“’From the indigo, an even deeper blue.’ This passage means that, if one dyes something repeatedly in indigo, it becomes even bluer than the indigo leaves.” –Nichiren Diashonin
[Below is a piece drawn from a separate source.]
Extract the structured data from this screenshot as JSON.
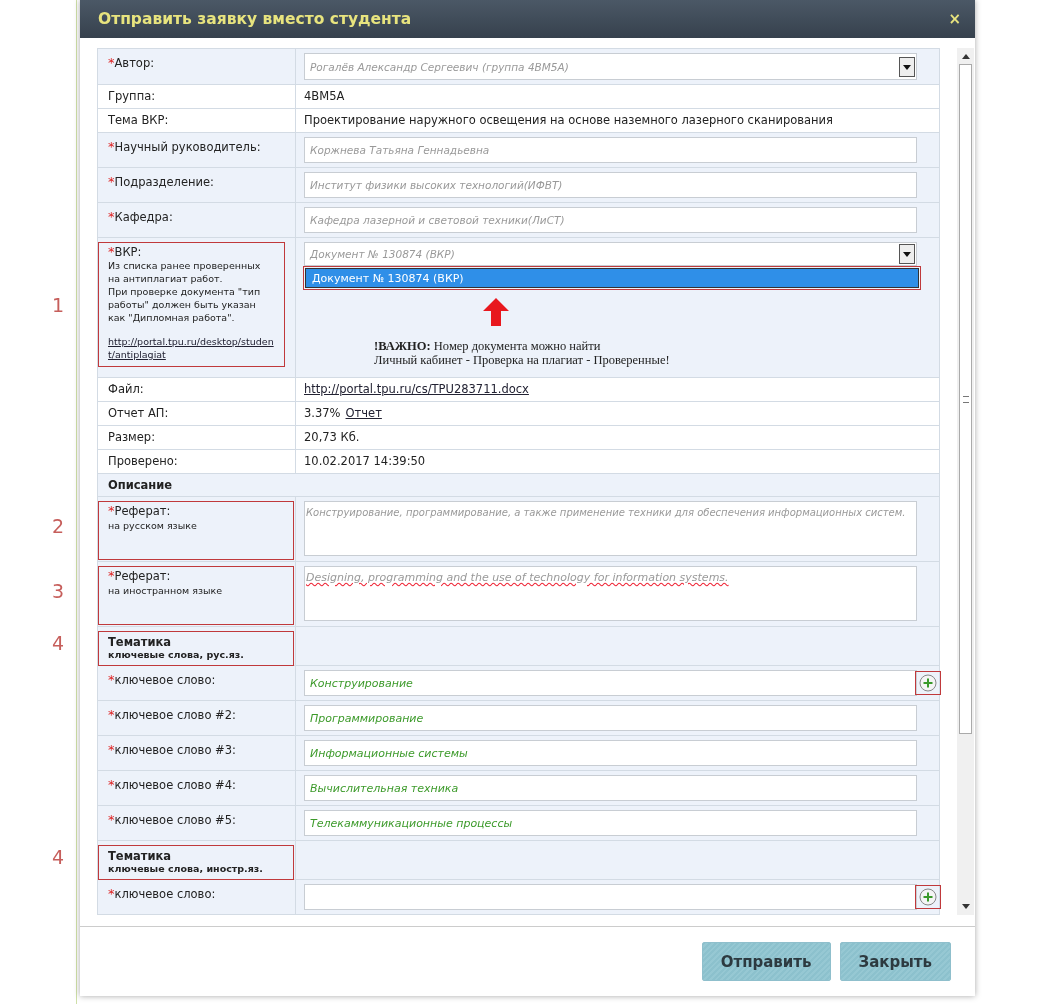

Since I first started practicing this Buddhism 20 years ago (wow really?) this passage has stood out for me. It has changed significance over the years. At first it was about following my mentor’s path in fighting for world peace and becoming a deep blue activist for human rights. Then it meant keeping up a consistent practice of meditation every morning and evening to deepen the color of faith. When I got married, I wore a blue dress and had a Buddhist ceremony promising to continue to grow and develop that precious relationship. Now this passage is all about my children. I want so much for them to surpass me in terms of riches of the heart. I wish for them an unshakable happiness and a life full of discoveries. The how-to-build-this-life-for-them part is a bit fuzzy though. Clearly I don’t keep the cleanest house and frequently wash the whites with the darks, and there’s a pile of unsorted socks in the laundry room with pairs the kids have grown out of by now. But the house is relatively peaceful (except when it’s not) and I try and support my kids in what they like to do, and encourage them to get up at a Buddhist meeting and read a poem, and let them experience extreme boredom until a brilliant idea of something fun flashes into their brains. I try and do my best while learning from all the crazy things I try–like coaching my son’s soccer team even though I’d never even played the game before. So hopefully someday after getting washed in the indigo of our family life the kids will turn out stronger than I with a heart filled with hope, never letting go of their dreams, and with a seeking spirit to learn and do more.